Task statement:
Report all lines in the records that hold the string "Factor".

[Items from a dataset]
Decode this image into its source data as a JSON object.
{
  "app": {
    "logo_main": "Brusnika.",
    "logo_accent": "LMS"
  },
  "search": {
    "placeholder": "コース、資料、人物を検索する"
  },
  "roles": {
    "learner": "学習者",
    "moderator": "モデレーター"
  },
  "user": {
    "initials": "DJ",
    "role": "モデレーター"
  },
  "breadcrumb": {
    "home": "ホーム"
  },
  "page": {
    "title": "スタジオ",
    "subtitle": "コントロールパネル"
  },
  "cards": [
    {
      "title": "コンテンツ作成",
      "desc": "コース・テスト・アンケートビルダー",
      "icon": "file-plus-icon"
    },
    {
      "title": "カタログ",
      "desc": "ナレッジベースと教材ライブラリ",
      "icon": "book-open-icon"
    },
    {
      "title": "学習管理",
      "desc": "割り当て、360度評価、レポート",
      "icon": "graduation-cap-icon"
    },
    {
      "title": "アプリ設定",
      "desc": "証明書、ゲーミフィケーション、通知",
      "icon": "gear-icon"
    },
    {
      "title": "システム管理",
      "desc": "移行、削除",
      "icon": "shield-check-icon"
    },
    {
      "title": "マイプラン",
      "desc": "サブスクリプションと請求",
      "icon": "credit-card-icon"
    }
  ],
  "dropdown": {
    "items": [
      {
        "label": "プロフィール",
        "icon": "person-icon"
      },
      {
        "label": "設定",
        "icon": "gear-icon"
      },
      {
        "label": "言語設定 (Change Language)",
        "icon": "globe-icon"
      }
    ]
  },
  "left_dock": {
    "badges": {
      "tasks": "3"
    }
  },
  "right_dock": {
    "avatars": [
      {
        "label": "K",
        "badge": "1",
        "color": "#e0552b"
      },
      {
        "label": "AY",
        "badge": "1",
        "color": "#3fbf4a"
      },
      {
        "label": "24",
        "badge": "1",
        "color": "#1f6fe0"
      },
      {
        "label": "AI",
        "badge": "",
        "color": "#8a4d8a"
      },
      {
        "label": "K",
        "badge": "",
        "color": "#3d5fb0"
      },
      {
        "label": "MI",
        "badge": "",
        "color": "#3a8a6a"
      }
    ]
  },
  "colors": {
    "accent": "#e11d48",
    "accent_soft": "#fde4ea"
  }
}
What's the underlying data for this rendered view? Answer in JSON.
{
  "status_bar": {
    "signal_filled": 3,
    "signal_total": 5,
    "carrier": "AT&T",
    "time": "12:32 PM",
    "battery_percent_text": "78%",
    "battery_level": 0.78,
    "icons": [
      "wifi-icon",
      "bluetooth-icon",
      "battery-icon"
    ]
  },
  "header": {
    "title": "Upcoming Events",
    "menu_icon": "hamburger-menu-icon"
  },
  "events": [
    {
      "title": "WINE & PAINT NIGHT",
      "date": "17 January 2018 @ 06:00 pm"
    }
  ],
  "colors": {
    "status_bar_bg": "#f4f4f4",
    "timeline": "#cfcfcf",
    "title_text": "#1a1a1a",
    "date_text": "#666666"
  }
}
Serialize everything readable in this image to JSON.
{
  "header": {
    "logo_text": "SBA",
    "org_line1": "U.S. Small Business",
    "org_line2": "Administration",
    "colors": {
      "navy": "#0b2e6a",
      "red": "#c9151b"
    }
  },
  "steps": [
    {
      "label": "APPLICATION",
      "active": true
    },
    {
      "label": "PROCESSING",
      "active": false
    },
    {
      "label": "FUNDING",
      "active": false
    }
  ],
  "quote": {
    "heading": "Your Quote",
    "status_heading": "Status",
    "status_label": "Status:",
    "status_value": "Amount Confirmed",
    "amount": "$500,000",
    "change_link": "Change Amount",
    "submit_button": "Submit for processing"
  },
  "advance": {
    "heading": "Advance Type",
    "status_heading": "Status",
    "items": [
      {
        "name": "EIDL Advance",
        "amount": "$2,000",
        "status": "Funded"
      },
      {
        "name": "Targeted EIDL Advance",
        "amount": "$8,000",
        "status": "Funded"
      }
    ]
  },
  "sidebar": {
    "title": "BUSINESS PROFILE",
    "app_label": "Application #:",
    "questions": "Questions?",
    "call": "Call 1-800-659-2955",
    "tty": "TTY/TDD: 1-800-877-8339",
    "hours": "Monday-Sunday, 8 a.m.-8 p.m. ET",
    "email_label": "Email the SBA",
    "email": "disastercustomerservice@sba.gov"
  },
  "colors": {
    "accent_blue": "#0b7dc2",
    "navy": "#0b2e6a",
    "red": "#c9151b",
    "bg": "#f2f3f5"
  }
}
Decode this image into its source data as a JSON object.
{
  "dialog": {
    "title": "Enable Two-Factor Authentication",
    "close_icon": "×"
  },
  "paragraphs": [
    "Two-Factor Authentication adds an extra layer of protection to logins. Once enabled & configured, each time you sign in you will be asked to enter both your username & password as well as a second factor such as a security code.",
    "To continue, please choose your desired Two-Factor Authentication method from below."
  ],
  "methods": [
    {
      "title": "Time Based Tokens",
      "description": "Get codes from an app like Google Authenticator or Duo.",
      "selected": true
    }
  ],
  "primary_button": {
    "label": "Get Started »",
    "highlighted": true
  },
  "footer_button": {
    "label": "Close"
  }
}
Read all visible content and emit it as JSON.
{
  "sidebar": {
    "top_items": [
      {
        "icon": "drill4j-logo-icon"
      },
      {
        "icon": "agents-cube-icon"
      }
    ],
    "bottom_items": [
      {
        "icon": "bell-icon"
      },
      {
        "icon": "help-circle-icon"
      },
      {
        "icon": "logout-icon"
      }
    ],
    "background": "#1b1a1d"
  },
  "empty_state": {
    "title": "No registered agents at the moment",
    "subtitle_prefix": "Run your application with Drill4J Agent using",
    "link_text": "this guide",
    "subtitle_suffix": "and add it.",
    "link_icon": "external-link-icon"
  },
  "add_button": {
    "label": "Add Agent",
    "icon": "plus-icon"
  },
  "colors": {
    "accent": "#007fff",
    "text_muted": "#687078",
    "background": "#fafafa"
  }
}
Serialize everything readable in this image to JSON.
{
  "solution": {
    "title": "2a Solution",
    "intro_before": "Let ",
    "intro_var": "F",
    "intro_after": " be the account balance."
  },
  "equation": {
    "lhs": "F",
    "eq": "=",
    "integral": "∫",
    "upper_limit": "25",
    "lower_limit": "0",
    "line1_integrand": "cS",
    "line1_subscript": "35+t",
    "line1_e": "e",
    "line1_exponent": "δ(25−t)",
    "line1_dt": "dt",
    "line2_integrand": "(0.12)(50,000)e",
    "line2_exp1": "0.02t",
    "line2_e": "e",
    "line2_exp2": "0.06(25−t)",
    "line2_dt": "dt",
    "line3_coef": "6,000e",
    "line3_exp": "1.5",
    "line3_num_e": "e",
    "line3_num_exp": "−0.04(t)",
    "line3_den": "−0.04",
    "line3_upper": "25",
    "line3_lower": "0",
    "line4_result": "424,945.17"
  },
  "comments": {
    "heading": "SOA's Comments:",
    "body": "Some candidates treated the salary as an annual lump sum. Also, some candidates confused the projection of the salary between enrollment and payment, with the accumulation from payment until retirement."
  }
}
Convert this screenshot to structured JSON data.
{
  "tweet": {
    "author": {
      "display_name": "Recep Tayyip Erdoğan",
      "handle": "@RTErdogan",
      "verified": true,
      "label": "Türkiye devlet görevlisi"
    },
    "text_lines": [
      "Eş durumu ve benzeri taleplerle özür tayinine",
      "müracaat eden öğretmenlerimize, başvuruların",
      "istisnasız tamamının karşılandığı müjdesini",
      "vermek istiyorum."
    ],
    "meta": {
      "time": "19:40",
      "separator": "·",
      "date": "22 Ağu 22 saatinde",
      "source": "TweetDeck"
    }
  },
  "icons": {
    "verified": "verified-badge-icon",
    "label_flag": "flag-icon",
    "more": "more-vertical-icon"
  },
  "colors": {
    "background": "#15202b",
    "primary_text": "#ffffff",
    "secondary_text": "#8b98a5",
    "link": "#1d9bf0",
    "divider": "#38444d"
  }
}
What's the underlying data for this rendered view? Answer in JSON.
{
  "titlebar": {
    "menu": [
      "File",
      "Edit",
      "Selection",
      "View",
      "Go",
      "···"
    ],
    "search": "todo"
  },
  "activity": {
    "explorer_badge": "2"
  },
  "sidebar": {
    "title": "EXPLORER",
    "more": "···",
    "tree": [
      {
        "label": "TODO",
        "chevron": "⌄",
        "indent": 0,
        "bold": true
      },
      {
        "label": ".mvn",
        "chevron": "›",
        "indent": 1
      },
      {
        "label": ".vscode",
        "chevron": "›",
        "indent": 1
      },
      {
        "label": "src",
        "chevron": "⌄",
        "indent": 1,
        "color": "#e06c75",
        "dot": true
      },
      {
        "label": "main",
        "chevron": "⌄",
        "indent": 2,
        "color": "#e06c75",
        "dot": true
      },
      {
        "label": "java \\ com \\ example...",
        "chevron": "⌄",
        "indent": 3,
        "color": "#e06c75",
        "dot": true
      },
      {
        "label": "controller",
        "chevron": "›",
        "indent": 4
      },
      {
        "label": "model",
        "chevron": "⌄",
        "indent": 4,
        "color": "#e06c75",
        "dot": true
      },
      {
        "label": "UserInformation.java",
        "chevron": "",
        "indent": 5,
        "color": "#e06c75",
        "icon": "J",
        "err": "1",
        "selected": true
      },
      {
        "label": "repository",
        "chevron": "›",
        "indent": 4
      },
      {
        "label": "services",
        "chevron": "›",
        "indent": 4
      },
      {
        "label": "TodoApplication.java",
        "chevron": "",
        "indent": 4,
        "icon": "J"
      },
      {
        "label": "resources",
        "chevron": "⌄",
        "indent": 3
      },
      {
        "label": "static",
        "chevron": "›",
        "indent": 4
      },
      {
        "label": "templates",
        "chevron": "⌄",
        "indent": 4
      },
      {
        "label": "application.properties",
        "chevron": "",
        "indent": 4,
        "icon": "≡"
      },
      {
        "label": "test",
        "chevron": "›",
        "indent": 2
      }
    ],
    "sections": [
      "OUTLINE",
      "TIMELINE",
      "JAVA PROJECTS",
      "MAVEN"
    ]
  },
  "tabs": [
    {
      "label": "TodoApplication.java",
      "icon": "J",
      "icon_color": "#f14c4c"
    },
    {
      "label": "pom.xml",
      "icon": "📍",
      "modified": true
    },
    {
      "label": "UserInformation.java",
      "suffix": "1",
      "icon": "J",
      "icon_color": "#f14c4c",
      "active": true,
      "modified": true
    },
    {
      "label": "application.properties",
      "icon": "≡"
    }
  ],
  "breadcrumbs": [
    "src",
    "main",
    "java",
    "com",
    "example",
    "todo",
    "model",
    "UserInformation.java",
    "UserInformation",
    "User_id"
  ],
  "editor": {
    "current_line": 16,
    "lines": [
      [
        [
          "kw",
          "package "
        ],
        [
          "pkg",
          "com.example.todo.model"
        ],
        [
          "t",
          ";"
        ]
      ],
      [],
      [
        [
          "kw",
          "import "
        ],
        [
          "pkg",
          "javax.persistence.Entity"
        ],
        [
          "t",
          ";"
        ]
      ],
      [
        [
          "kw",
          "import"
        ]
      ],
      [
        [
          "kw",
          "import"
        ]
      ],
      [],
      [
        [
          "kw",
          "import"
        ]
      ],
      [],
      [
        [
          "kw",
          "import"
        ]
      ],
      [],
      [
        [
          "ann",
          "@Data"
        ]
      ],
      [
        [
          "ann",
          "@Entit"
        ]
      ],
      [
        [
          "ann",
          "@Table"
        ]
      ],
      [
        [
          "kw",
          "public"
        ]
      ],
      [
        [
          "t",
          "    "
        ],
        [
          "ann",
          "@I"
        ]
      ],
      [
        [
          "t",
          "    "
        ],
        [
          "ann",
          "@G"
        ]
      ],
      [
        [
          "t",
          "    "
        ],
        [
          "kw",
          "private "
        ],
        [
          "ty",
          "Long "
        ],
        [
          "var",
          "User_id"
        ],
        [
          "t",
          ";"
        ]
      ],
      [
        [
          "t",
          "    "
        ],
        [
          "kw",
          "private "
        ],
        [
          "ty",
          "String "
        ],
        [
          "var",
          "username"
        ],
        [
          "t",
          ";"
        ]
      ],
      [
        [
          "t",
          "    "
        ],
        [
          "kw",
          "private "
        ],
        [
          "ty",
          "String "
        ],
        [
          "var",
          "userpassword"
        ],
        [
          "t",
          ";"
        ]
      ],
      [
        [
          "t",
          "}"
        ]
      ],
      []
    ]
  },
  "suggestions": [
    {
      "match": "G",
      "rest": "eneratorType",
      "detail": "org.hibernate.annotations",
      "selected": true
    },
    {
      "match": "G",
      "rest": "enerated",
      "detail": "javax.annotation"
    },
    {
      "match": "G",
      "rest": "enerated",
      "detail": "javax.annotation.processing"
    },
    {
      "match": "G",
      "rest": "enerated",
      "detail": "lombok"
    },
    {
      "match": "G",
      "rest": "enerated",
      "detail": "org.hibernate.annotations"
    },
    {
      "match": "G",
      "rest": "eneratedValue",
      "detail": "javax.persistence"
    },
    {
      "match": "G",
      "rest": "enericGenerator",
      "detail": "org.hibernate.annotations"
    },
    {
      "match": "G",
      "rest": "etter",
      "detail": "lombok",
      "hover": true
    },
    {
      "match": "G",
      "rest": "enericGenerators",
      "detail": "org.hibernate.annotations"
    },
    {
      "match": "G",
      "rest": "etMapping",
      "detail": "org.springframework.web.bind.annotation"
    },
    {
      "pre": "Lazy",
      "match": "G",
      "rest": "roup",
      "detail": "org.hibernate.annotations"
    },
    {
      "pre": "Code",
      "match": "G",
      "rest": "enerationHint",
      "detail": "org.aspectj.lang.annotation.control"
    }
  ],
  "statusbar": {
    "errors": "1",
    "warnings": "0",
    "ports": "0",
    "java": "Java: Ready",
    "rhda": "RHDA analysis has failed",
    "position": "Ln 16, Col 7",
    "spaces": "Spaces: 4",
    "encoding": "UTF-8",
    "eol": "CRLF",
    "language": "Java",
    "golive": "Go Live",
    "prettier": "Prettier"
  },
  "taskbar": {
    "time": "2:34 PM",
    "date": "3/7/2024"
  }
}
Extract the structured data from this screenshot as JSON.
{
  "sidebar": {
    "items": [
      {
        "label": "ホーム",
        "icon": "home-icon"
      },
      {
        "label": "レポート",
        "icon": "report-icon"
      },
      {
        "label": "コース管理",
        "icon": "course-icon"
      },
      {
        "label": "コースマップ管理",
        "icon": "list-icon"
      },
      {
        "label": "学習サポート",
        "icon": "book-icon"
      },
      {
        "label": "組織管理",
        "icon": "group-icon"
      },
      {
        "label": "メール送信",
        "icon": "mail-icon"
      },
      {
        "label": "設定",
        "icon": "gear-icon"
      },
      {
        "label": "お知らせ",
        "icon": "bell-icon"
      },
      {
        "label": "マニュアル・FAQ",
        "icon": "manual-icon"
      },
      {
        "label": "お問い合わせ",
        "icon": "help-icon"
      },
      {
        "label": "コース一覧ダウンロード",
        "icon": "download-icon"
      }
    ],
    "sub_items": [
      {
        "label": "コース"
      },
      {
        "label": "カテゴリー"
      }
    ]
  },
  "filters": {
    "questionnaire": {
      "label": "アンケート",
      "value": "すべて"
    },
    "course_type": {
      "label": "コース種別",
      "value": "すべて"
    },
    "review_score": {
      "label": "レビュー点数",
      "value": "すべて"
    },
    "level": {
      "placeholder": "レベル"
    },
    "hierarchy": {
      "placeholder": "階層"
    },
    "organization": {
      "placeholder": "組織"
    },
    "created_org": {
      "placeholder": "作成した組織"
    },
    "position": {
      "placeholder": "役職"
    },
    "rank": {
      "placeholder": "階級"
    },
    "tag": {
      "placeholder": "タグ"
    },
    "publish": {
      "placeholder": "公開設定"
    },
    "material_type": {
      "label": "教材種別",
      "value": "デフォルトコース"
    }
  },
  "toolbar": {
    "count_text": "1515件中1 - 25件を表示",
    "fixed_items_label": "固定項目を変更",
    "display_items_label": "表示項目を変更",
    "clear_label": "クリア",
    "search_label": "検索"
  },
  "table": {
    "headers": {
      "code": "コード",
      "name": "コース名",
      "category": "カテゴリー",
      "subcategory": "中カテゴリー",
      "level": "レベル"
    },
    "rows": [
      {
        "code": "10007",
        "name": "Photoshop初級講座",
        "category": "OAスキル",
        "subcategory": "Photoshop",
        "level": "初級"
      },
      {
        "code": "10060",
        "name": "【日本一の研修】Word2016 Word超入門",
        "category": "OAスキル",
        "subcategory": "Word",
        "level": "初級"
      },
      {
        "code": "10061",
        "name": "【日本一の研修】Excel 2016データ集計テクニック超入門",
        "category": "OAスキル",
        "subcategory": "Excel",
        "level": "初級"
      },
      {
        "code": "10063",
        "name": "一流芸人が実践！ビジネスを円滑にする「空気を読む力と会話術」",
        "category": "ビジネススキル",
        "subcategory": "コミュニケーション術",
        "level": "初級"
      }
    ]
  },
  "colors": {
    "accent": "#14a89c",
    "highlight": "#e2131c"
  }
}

Output for this task:
    "title": "Enable Two-Factor Authentication",
    "Two-Factor Authentication adds an extra layer of protection to logins. Once enabled & configured, each time you sign in you will be asked to enter both your username & password as well as a second factor such as a security code.",
    "To continue, please choose your desired Two-Factor Authentication method from below."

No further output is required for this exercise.